NEW MEMBERS OF THE NATIONAL HONOR SOCIETY were inducted last Friday at Kaʻū High School. They are front row: Jasmine K. del Rosario, Cherrise Althea D. Calumpit, Calaysa A. Koi, David Zachary Ramos, Kelson A. Gallano, Morgan S. Pieroint, Hidi T. Vidal and Tayler L Rasmussen. Back row: Danny Edder, Kehionalani Forcum, Amelia M. Urie-Bounos, Erica Tailin, Timmothy S. Moskalenko, Mark Angelo Velsco and Semayah Doil. Advisors are David Brooks and Chayanee Brooks (center front).       The National Honor Society was founded in 1921 and involves some 18,000 schools worldwide. Its four pillars are Scholarship, Service Leadership, and Character.

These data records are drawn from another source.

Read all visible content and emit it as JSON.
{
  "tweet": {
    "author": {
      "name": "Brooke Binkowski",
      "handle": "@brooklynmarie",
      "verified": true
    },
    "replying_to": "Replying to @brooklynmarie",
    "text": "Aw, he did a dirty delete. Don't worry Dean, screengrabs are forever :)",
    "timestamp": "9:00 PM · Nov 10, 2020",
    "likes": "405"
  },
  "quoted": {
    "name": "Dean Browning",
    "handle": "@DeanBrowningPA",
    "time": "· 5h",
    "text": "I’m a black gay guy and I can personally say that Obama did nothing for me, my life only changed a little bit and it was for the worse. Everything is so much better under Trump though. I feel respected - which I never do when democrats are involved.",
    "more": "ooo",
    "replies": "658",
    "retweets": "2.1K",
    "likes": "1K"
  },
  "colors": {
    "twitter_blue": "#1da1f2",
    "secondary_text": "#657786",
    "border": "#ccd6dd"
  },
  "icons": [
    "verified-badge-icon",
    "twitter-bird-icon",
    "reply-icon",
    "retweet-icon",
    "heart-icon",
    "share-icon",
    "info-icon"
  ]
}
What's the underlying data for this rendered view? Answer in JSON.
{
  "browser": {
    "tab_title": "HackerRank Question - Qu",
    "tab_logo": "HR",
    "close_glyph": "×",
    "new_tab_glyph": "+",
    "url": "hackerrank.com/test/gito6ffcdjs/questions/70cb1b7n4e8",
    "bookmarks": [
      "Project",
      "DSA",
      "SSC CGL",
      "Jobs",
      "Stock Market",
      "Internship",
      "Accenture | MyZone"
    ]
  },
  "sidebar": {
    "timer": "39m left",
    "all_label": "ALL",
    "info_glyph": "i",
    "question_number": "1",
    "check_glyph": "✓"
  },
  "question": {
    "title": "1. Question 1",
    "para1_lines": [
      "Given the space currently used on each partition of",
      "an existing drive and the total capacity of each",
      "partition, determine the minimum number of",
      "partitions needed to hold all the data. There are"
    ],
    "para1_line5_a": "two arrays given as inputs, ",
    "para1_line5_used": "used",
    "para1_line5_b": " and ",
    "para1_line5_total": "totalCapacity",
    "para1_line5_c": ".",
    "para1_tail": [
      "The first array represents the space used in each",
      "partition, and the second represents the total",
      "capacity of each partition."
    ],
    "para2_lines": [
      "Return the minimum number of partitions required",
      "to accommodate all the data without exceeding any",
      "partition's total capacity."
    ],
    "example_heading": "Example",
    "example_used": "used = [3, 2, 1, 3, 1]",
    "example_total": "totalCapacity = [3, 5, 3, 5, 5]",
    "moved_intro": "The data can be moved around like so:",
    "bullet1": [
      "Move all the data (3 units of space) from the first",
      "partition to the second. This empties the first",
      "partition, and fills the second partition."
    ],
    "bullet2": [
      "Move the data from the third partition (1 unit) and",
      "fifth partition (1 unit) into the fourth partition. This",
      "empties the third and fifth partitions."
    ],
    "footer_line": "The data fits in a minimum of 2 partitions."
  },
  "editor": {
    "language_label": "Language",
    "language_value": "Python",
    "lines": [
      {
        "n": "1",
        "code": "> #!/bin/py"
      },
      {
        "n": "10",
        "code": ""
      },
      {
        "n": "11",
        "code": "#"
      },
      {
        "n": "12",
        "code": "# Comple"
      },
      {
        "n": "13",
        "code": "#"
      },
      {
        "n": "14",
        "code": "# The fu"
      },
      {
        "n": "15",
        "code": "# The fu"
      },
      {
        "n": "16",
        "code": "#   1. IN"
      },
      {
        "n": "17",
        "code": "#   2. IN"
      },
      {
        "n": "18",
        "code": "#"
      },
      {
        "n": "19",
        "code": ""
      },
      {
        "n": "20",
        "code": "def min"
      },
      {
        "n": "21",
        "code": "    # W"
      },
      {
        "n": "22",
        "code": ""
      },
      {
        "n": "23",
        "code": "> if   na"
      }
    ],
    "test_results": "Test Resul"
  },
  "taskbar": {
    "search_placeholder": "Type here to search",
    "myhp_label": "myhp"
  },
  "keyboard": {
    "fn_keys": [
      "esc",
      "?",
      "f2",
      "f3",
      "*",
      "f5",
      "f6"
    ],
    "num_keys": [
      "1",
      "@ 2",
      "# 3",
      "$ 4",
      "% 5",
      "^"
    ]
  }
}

    A statement from The National Honor Society says, "In the last 100 years, the face of education has changed immensely in this country. It wasn’t until 1938 that federal law regulated minimum age of employment and capped work hours for children so that they could go to school, and Thurgood Marshall didn’t argue Brown vs. Board of Education to end racial segregation in public schools until 1954.
    "The Civil Rights Act didn’t outlaw discrimination based on race, color, sex, religion, or national origin until 1964. And it was only in 1990 that the Individuals with Disabilities Education Act (IDEA) changed terminology from “handicap” to “disability,” and that the Americans with Disabilities Act (ADA) became law prohibiting discrimination against those with disabilities in all areas—which was especially important in education. But NHS, too, has grown up over the years, increasing access to more and more students and supporting schools in shining a light on the values of Everyday Scholarship, Service, Leadership, and Character."

To read comments, add your own, and like this story, see www.facebook.com/kaucalendar/.See latest print edition at www.kaucalendar.com. See upcoming events at https://kaunewsbriefs.blogspot.com/2022/03/upcoming-events-for-kau-and-volcano

See The Ka'u Calendar March edition at 
on newsstands and in the mail. 

                       SEE UPCOMING EVENTS IN KAʻŪ & VOLCANO

at http://kaunewsbriefs.blogspot.com/2022/04/upcoming-events-for-kau-and-volcano.html